I love jazz bass -- from Oscar Pettiford and Jimmy Blanton to Ray Brown and Mingus and Paul Chambers to Scottie La Faro and onward. Can't wait to listen! Thanks!

joelha's picture

If you like Ray Brown, then I have to recommend Super Bass 2 (the banter from Ray Brown is great, as well as the bass playing) and Live at Starbucks (No kidding. Starbucks put it out and it's fabulous).

Marcin_gps's picture

Hi Joel,

I didn't expect to see you here! I'll be watching your posts with interest :) And it's nice to see your system - looks great!

I also like bass players. My personal favorite is Charlie Haden who sadly passed away last year.


Michael Lavorgna's picture
I really enjoy his playing on Don Cherry's "Art Deco".
joelha's picture

Hey Marcin,

While, I don't expect to be a regular article contributor to this site, I'm still grateful for this opportunity.

Thanks for the comment about my system. I enjoy it a great deal.

And thanks for the comment about Charlie Haden. I have some of his work and he's done a lot of great albums.


crenca's picture

"This album marked my introduction to jazz. Sure I had heard jazz albums before, but I never connected with them. "

I never connected with piano trio's - I did not "connect" with Bill and Keith and the like. Then I heard a Shai Maestro recording and suddenly it all clicked.

Must be something in the water over there...

joelha's picture

I couldn't agree more.
Well, if you like Avishai Cohen and Shai Maestro (he's also great), then you'll want to check out Yonathan Avishai's album Soledad.
It's fantastic.

canuckmgh's picture

Apart from buying their music, go to a show if possible. Ideally, should they come out to meet and greet the audience afterward, just say "thanks for coming to town". My brother's a jazz double-bass player and he and his pals derive much pleasure not only performing, but also chatting with audience members between sets or following a gig. This obviously happens more frequently in bars, pubs and other smaller venues, but the few times I've managed to meet a better-known (usually jazz) musician, the reaction is typically genuine and appreciative.


canuckmgh's picture
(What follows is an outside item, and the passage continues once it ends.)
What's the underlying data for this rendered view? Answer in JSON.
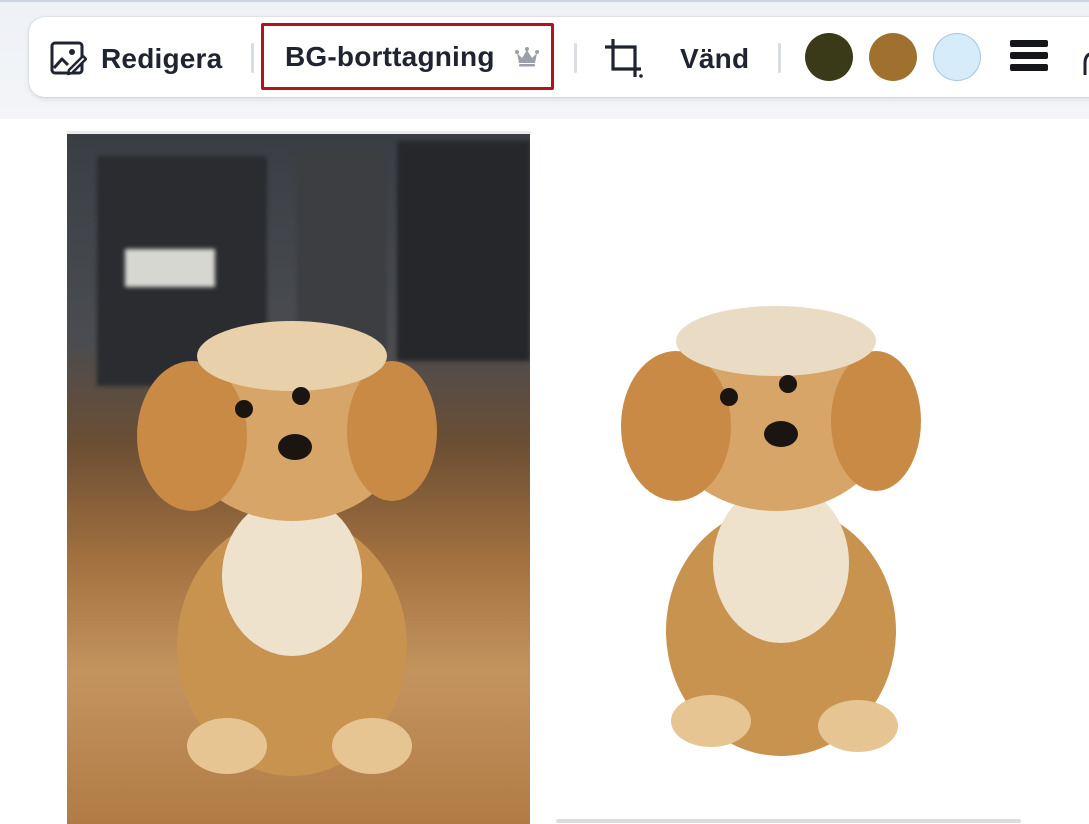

As leaders, support or in a band: Dave Holland, Jaco Pastorius, Ben Williams, Mats Eilertsen, Geddy Lee ;-), John Patitucci, Eberhard Weber, Arild Andersen, Scott Colley, Chris Thomas, Harish Raghavan, Lars Danielsson, Larry Grenadier, Dan Berglund and too many others to name...